> **WORK TASK**
Whenever a line contains the string "comments", copy it out of the entries.

Extracted data entries:
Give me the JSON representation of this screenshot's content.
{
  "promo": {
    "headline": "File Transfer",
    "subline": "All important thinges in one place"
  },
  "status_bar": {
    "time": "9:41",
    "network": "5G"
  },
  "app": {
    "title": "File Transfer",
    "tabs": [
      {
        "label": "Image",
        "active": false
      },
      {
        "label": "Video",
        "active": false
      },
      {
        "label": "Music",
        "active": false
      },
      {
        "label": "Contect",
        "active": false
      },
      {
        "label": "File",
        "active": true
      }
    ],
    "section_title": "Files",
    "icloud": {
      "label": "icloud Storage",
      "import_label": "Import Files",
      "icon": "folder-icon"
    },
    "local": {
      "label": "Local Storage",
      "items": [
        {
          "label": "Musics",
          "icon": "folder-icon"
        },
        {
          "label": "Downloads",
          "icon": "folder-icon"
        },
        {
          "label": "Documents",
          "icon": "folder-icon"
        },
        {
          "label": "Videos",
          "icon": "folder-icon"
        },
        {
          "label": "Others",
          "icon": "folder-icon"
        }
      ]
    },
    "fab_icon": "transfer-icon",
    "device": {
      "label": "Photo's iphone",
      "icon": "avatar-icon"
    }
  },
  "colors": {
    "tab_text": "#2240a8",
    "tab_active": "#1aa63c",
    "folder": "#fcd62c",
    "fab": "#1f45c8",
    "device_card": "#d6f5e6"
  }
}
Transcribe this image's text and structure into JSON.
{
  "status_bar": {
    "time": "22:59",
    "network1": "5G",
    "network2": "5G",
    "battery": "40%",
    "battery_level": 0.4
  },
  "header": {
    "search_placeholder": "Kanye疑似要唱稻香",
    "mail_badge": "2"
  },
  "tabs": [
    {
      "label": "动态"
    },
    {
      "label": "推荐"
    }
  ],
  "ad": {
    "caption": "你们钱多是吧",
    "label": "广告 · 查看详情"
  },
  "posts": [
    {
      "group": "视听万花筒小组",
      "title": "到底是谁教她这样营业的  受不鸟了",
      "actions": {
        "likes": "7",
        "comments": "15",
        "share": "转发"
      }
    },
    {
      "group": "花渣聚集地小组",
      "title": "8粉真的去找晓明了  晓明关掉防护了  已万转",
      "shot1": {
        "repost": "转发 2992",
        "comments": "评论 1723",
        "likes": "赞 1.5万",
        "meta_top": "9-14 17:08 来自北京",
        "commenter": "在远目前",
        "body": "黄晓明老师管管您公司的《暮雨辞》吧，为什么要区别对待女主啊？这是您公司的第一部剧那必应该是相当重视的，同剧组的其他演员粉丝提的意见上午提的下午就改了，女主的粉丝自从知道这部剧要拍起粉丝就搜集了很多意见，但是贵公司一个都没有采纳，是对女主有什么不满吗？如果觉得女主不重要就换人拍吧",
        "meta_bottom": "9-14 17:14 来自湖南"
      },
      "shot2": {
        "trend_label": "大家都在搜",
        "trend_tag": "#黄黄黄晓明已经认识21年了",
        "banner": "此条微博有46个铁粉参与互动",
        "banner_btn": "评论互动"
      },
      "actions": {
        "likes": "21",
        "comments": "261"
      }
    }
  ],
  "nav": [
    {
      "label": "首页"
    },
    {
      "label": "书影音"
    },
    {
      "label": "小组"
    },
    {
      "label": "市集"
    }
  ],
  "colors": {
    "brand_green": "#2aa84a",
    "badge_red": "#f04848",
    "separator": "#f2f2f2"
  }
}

> **SOLUTION FOR THIS PROBLEM**
        "comments": "15",
        "comments": "评论 1723",
        "comments": "261"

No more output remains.